### WHAT NEEDS TO BE DONE
Only the text of the records belongs in the answer; the pictures must be dropped.

### RECORDS SHOWN
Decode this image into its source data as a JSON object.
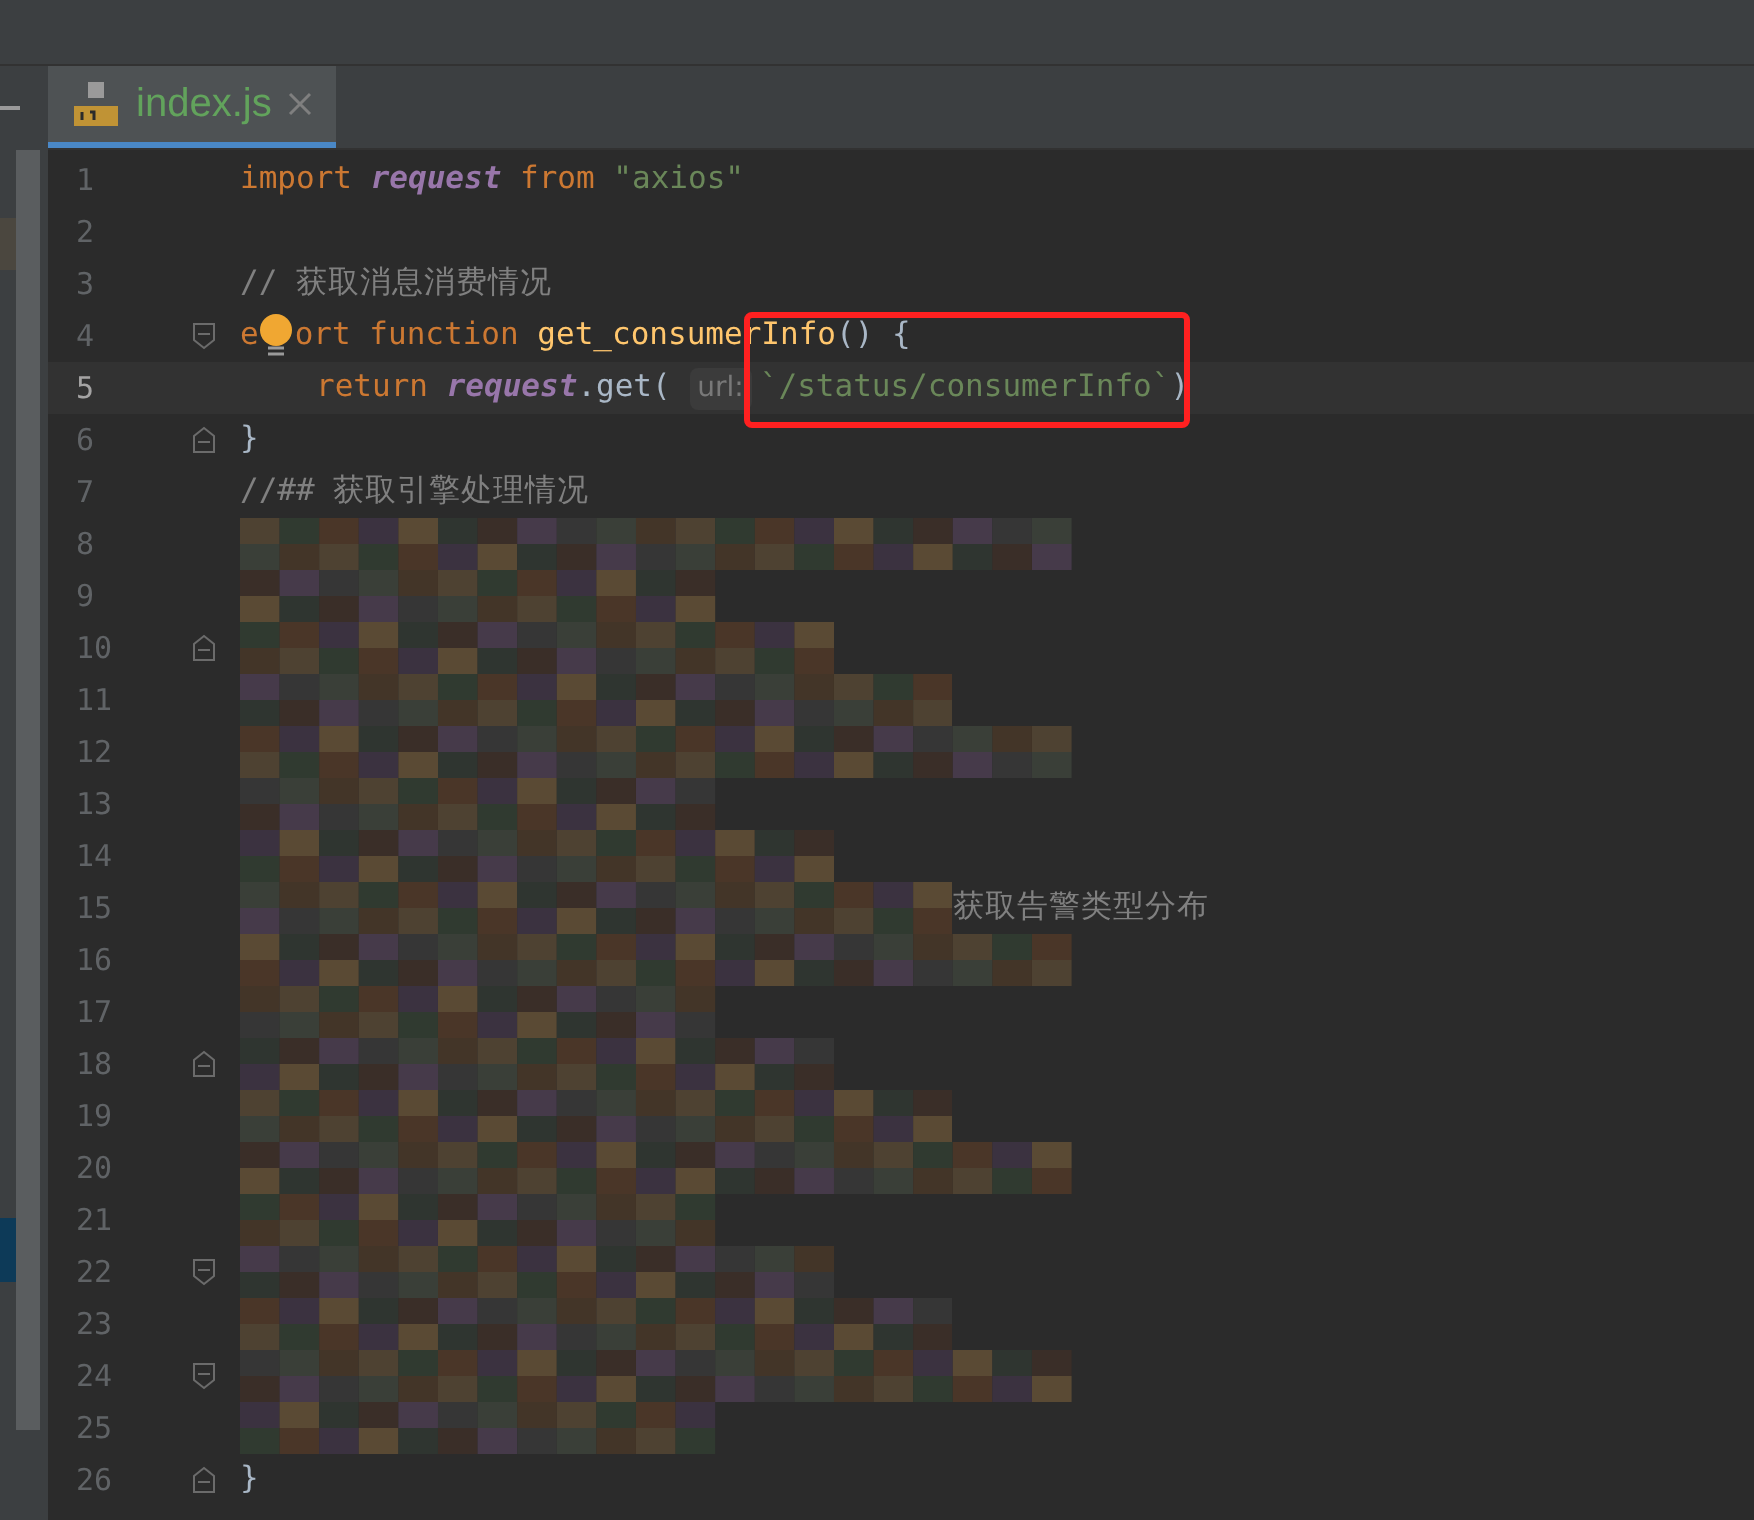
{
  "tab": {
    "label": "index.js",
    "selected": true
  },
  "lines": [
    {
      "number": "1",
      "tokens": [
        {
          "kind": "keyword",
          "text": "import "
        },
        {
          "kind": "ref",
          "text": "request"
        },
        {
          "kind": "keyword",
          "text": " from "
        },
        {
          "kind": "string",
          "text": "\"axios\""
        }
      ]
    },
    {
      "number": "2"
    },
    {
      "number": "3",
      "tokens": [
        {
          "kind": "comment",
          "text": "// 获取消息消费情况"
        }
      ]
    },
    {
      "number": "4",
      "fold_open": true,
      "tokens": [
        {
          "kind": "keyword",
          "text": "e"
        },
        {
          "kind": "bulb"
        },
        {
          "kind": "keyword",
          "text": "ort function "
        },
        {
          "kind": "function",
          "text": "get_consumerInfo"
        },
        {
          "kind": "plain",
          "text": "() {"
        }
      ]
    },
    {
      "number": "5",
      "current": true,
      "indented": true,
      "tokens": [
        {
          "kind": "keyword",
          "text": "return "
        },
        {
          "kind": "ref",
          "text": "request"
        },
        {
          "kind": "plain",
          "text": ".get( "
        },
        {
          "kind": "hint",
          "text": "url:"
        },
        {
          "kind": "string",
          "text": "`/status/consumerInfo`",
          "boxed": true
        },
        {
          "kind": "plain",
          "text": ")"
        }
      ]
    },
    {
      "number": "6",
      "fold_close": true,
      "tokens": [
        {
          "kind": "plain",
          "text": "}"
        }
      ]
    },
    {
      "number": "7",
      "tokens": [
        {
          "kind": "comment",
          "text": "//## 获取引擎处理情况"
        }
      ]
    },
    {
      "number": "8",
      "tokens": [
        {
          "kind": "mosaic"
        }
      ]
    },
    {
      "number": "9",
      "tokens": [
        {
          "kind": "mosaic"
        }
      ]
    },
    {
      "number": "10",
      "fold_close": true,
      "tokens": [
        {
          "kind": "mosaic"
        }
      ]
    },
    {
      "number": "11",
      "tokens": [
        {
          "kind": "mosaic"
        }
      ]
    },
    {
      "number": "12",
      "tokens": [
        {
          "kind": "mosaic"
        }
      ]
    },
    {
      "number": "13",
      "tokens": [
        {
          "kind": "mosaic"
        }
      ]
    },
    {
      "number": "14",
      "tokens": [
        {
          "kind": "mosaic"
        }
      ]
    },
    {
      "number": "15",
      "tokens": [
        {
          "kind": "mosaic"
        },
        {
          "kind": "comment",
          "text": "获取告警类型分布"
        }
      ]
    },
    {
      "number": "16",
      "tokens": [
        {
          "kind": "mosaic"
        }
      ]
    },
    {
      "number": "17",
      "tokens": [
        {
          "kind": "mosaic"
        }
      ]
    },
    {
      "number": "18",
      "fold_close": true,
      "tokens": [
        {
          "kind": "mosaic"
        }
      ]
    },
    {
      "number": "19",
      "tokens": [
        {
          "kind": "mosaic"
        }
      ]
    },
    {
      "number": "20",
      "tokens": [
        {
          "kind": "mosaic"
        }
      ]
    },
    {
      "number": "21",
      "tokens": [
        {
          "kind": "mosaic"
        }
      ]
    },
    {
      "number": "22",
      "fold_open": true,
      "tokens": [
        {
          "kind": "mosaic"
        }
      ]
    },
    {
      "number": "23",
      "tokens": [
        {
          "kind": "mosaic"
        }
      ]
    },
    {
      "number": "24",
      "fold_open": true,
      "tokens": [
        {
          "kind": "mosaic"
        }
      ]
    },
    {
      "number": "25",
      "tokens": [
        {
          "kind": "mosaic"
        }
      ]
    },
    {
      "number": "26",
      "fold_close": true,
      "tokens": [
        {
          "kind": "plain",
          "text": "}"
        }
      ]
    }
  ]
}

### RESPONSE
Decode this image into its source data as a JSON object.
{
  "tab": {
    "label": "index.js",
    "selected": true
  },
  "lines": [
    {
      "number": "1",
      "tokens": [
        {
          "kind": "keyword",
          "text": "import "
        },
        {
          "kind": "ref",
          "text": "request"
        },
        {
          "kind": "keyword",
          "text": " from "
        },
        {
          "kind": "string",
          "text": "\"axios\""
        }
      ]
    },
    {
      "number": "2"
    },
    {
      "number": "3",
      "tokens": [
        {
          "kind": "comment",
          "text": "// 获取消息消费情况"
        }
      ]
    },
    {
      "number": "4",
      "fold_open": true,
      "tokens": [
        {
          "kind": "keyword",
          "text": "e"
        },
        {
          "kind": "bulb"
        },
        {
          "kind": "keyword",
          "text": "ort function "
        },
        {
          "kind": "function",
          "text": "get_consumerInfo"
        },
        {
          "kind": "plain",
          "text": "() {"
        }
      ]
    },
    {
      "number": "5",
      "current": true,
      "indented": true,
      "tokens": [
        {
          "kind": "keyword",
          "text": "return "
        },
        {
          "kind": "ref",
          "text": "request"
        },
        {
          "kind": "plain",
          "text": ".get( "
        },
        {
          "kind": "hint",
          "text": "url:"
        },
        {
          "kind": "string",
          "text": "`/status/consumerInfo`",
          "boxed": true
        },
        {
          "kind": "plain",
          "text": ")"
        }
      ]
    },
    {
      "number": "6",
      "fold_close": true,
      "tokens": [
        {
          "kind": "plain",
          "text": "}"
        }
      ]
    },
    {
      "number": "7",
      "tokens": [
        {
          "kind": "comment",
          "text": "//## 获取引擎处理情况"
        }
      ]
    },
    {
      "number": "8",
      "tokens": [
        {
          "kind": "mosaic"
        }
      ]
    },
    {
      "number": "9",
      "tokens": [
        {
          "kind": "mosaic"
        }
      ]
    },
    {
      "number": "10",
      "fold_close": true,
      "tokens": [
        {
          "kind": "mosaic"
        }
      ]
    },
    {
      "number": "11",
      "tokens": [
        {
          "kind": "mosaic"
        }
      ]
    },
    {
      "number": "12",
      "tokens": [
        {
          "kind": "mosaic"
        }
      ]
    },
    {
      "number": "13",
      "tokens": [
        {
          "kind": "mosaic"
        }
      ]
    },
    {
      "number": "14",
      "tokens": [
        {
          "kind": "mosaic"
        }
      ]
    },
    {
      "number": "15",
      "tokens": [
        {
          "kind": "mosaic"
        },
        {
          "kind": "comment",
          "text": "获取告警类型分布"
        }
      ]
    },
    {
      "number": "16",
      "tokens": [
        {
          "kind": "mosaic"
        }
      ]
    },
    {
      "number": "17",
      "tokens": [
        {
          "kind": "mosaic"
        }
      ]
    },
    {
      "number": "18",
      "fold_close": true,
      "tokens": [
        {
          "kind": "mosaic"
        }
      ]
    },
    {
      "number": "19",
      "tokens": [
        {
          "kind": "mosaic"
        }
      ]
    },
    {
      "number": "20",
      "tokens": [
        {
          "kind": "mosaic"
        }
      ]
    },
    {
      "number": "21",
      "tokens": [
        {
          "kind": "mosaic"
        }
      ]
    },
    {
      "number": "22",
      "fold_open": true,
      "tokens": [
        {
          "kind": "mosaic"
        }
      ]
    },
    {
      "number": "23",
      "tokens": [
        {
          "kind": "mosaic"
        }
      ]
    },
    {
      "number": "24",
      "fold_open": true,
      "tokens": [
        {
          "kind": "mosaic"
        }
      ]
    },
    {
      "number": "25",
      "tokens": [
        {
          "kind": "mosaic"
        }
      ]
    },
    {
      "number": "26",
      "fold_close": true,
      "tokens": [
        {
          "kind": "plain",
          "text": "}"
        }
      ]
    }
  ]
}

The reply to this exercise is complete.